Kuwait’s state-run news agency reported the oil rich nation’s gross domestic product to grow as much as 5.4% for the fiscal year ended 31 March, citing a study by the finance ministry’s Department of Macroeconomic and Fiscal Policy.
Kuwait News Agency (KUNA) added that GDP growth was spurred by higher oil prices.
According to International Monetary Fund data, the Gulf nation, which is also the fourth-largest oil producer in the Organisation of Petroleum Exporting Countries (OPEC), had the slowest GDP growth among members of the Gulf Cooperation Council over the past five years.
GDP expanded by an average 2.6% annually compared with 4.2% in the United Arab Emirates, 5.7% in Bahrain and 18% in Qatar, the IMF report suggested.
Kuwait last month post its largest revenue and budget surplus ever for current fiscal year thanks to high oil prices and increase in production. The National Bank of Kuwait’s economic forecast said revenues in the 2011/2012 fiscal year, which ends 31 March, are expected to top $100 billion for the first time, ending between $101 billion and $104 billion. The report also added that oil income contributed to the state’s 95% of the total revenues.

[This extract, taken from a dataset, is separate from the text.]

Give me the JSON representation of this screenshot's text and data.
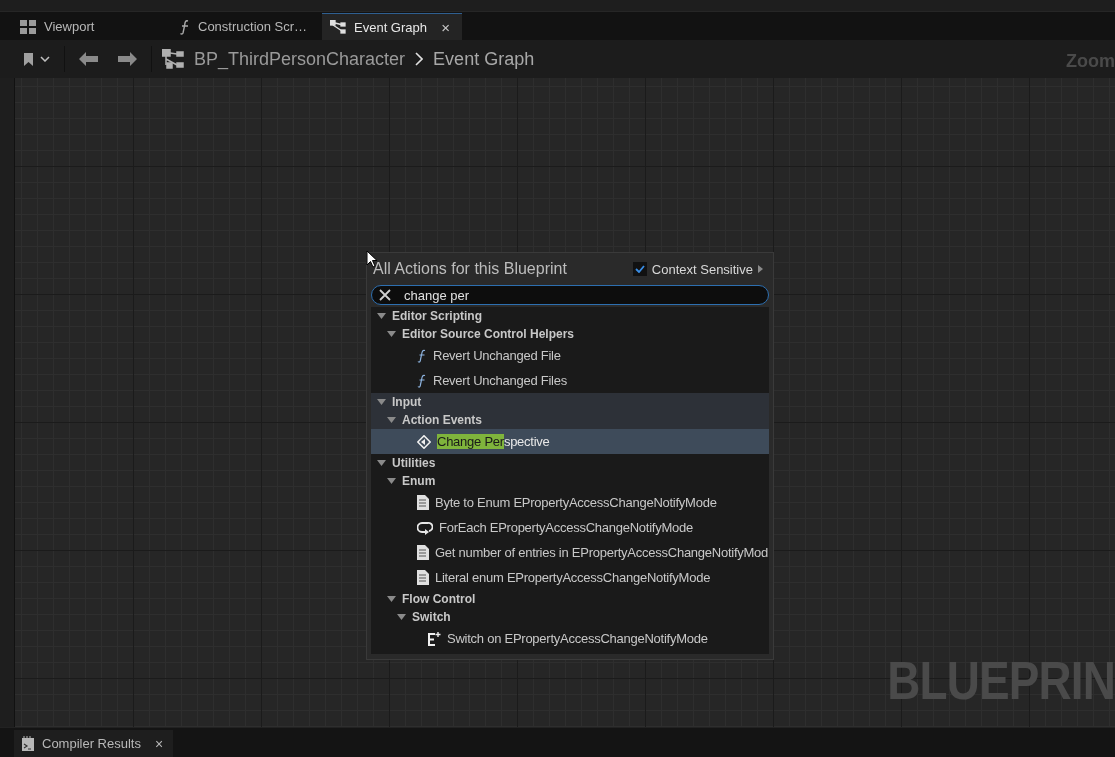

Kuwait’s previous record revenues reached last fiscal year $79 billion, while its largest budget surplus was $33.5 billion in the 2007/2008 fiscal year.